Data supplied =
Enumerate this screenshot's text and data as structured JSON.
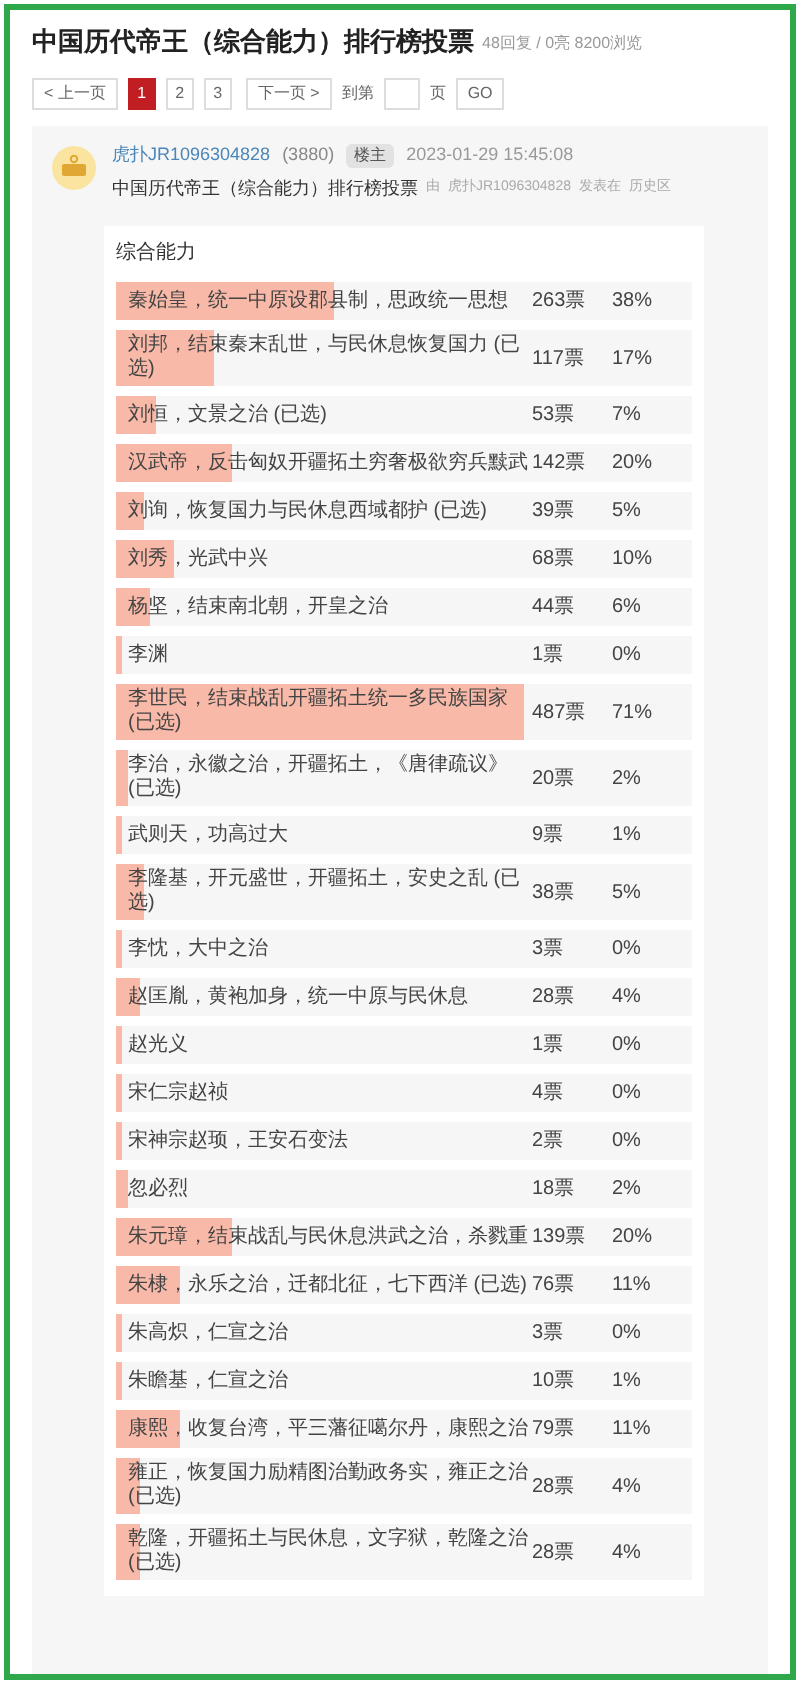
{
  "title": "中国历代帝王（综合能力）排行榜投票",
  "meta": "48回复 / 0亮 8200浏览",
  "pagination": {
    "prev": "< 上一页",
    "pages": [
      {
        "label": "1",
        "selected": true
      },
      {
        "label": "2",
        "selected": false
      },
      {
        "label": "3",
        "selected": false
      }
    ],
    "next": "下一页 >",
    "jump_label": "到第",
    "jump_unit": "页",
    "go": "GO"
  },
  "post": {
    "username": "虎扑JR1096304828",
    "count": "(3880)",
    "badge": "楼主",
    "time": "2023-01-29 15:45:08",
    "subject": "中国历代帝王（综合能力）排行榜投票",
    "by": "由",
    "author": "虎扑JR1096304828",
    "posted_in": "发表在",
    "board": "历史区"
  },
  "poll": {
    "heading": "综合能力",
    "options": [
      {
        "label": "秦始皇，统一中原设郡县制，思政统一思想",
        "votes": "263票",
        "percent": "38%",
        "level": 0.38
      },
      {
        "label": "刘邦，结束秦末乱世，与民休息恢复国力 (已选)",
        "votes": "117票",
        "percent": "17%",
        "level": 0.17
      },
      {
        "label": "刘恒，文景之治 (已选)",
        "votes": "53票",
        "percent": "7%",
        "level": 0.07
      },
      {
        "label": "汉武帝，反击匈奴开疆拓土穷奢极欲穷兵黩武",
        "votes": "142票",
        "percent": "20%",
        "level": 0.2
      },
      {
        "label": "刘询，恢复国力与民休息西域都护 (已选)",
        "votes": "39票",
        "percent": "5%",
        "level": 0.05
      },
      {
        "label": "刘秀，光武中兴",
        "votes": "68票",
        "percent": "10%",
        "level": 0.1
      },
      {
        "label": "杨坚，结束南北朝，开皇之治",
        "votes": "44票",
        "percent": "6%",
        "level": 0.06
      },
      {
        "label": "李渊",
        "votes": "1票",
        "percent": "0%",
        "level": 0
      },
      {
        "label": "李世民，结束战乱开疆拓土统一多民族国家 (已选)",
        "votes": "487票",
        "percent": "71%",
        "level": 0.71
      },
      {
        "label": "李治，永徽之治，开疆拓土，《唐律疏议》(已选)",
        "votes": "20票",
        "percent": "2%",
        "level": 0.02
      },
      {
        "label": "武则天，功高过大",
        "votes": "9票",
        "percent": "1%",
        "level": 0.01
      },
      {
        "label": "李隆基，开元盛世，开疆拓土，安史之乱 (已选)",
        "votes": "38票",
        "percent": "5%",
        "level": 0.05
      },
      {
        "label": "李忱，大中之治",
        "votes": "3票",
        "percent": "0%",
        "level": 0
      },
      {
        "label": "赵匡胤，黄袍加身，统一中原与民休息",
        "votes": "28票",
        "percent": "4%",
        "level": 0.04
      },
      {
        "label": "赵光义",
        "votes": "1票",
        "percent": "0%",
        "level": 0
      },
      {
        "label": "宋仁宗赵祯",
        "votes": "4票",
        "percent": "0%",
        "level": 0
      },
      {
        "label": "宋神宗赵顼，王安石变法",
        "votes": "2票",
        "percent": "0%",
        "level": 0
      },
      {
        "label": "忽必烈",
        "votes": "18票",
        "percent": "2%",
        "level": 0.02
      },
      {
        "label": "朱元璋，结束战乱与民休息洪武之治，杀戮重",
        "votes": "139票",
        "percent": "20%",
        "level": 0.2
      },
      {
        "label": "朱棣，永乐之治，迁都北征，七下西洋 (已选)",
        "votes": "76票",
        "percent": "11%",
        "level": 0.11
      },
      {
        "label": "朱高炽，仁宣之治",
        "votes": "3票",
        "percent": "0%",
        "level": 0
      },
      {
        "label": "朱瞻基，仁宣之治",
        "votes": "10票",
        "percent": "1%",
        "level": 0.01
      },
      {
        "label": "康熙，收复台湾，平三藩征噶尔丹，康熙之治",
        "votes": "79票",
        "percent": "11%",
        "level": 0.11
      },
      {
        "label": "雍正，恢复国力励精图治勤政务实，雍正之治 (已选)",
        "votes": "28票",
        "percent": "4%",
        "level": 0.04
      },
      {
        "label": "乾隆，开疆拓土与民休息，文字狱，乾隆之治 (已选)",
        "votes": "28票",
        "percent": "4%",
        "level": 0.04
      }
    ]
  }
}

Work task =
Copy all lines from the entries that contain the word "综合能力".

Finished task =
  "title": "中国历代帝王（综合能力）排行榜投票",
    "subject": "中国历代帝王（综合能力）排行榜投票",
    "heading": "综合能力",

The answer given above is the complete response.